# TASK GOAL
Output the number of lines in the material below containing "Discount" and nothing more.
-*-*-
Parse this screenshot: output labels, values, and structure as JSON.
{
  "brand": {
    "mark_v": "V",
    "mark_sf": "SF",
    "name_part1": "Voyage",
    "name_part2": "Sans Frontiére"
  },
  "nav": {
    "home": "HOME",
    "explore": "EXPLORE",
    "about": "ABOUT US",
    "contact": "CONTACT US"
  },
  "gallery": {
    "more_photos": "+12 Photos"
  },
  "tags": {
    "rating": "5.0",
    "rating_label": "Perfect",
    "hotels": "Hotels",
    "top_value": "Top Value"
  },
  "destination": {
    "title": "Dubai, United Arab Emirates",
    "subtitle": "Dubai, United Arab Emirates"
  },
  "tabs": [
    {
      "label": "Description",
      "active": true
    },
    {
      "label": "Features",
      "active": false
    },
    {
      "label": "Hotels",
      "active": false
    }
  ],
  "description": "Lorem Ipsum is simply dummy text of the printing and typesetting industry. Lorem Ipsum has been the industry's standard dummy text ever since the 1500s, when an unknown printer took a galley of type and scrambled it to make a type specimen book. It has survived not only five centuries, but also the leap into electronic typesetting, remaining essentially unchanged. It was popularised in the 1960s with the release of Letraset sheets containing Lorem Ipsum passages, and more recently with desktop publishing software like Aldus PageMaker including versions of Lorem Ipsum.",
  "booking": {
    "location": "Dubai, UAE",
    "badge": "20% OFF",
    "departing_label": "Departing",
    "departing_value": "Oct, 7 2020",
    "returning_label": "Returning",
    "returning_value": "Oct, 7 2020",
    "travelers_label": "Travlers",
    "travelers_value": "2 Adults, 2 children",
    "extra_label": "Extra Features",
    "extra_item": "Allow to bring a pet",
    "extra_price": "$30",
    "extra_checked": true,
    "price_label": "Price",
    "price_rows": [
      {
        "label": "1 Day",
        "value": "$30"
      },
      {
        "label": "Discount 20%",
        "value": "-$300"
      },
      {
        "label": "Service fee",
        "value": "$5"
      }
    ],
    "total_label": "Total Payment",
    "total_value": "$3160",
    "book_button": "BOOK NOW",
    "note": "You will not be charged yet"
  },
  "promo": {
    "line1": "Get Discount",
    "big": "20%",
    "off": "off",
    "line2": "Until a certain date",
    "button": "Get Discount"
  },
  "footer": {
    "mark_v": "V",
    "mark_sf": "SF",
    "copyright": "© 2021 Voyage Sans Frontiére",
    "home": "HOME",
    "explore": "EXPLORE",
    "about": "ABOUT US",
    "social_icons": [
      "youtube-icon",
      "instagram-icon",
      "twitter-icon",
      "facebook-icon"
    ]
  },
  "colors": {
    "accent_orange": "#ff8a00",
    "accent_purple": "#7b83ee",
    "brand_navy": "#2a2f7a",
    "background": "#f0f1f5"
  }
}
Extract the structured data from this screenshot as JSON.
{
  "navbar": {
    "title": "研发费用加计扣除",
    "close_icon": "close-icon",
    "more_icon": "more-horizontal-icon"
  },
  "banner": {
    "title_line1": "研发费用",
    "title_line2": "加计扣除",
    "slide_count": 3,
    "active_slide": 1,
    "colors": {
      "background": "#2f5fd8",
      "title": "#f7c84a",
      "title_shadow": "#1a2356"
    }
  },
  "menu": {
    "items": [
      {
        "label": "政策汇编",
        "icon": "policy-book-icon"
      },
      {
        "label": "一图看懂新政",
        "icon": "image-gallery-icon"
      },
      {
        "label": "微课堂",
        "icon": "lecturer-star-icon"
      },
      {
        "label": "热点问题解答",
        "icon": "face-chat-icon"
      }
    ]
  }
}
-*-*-
# ANSWER SPACE
3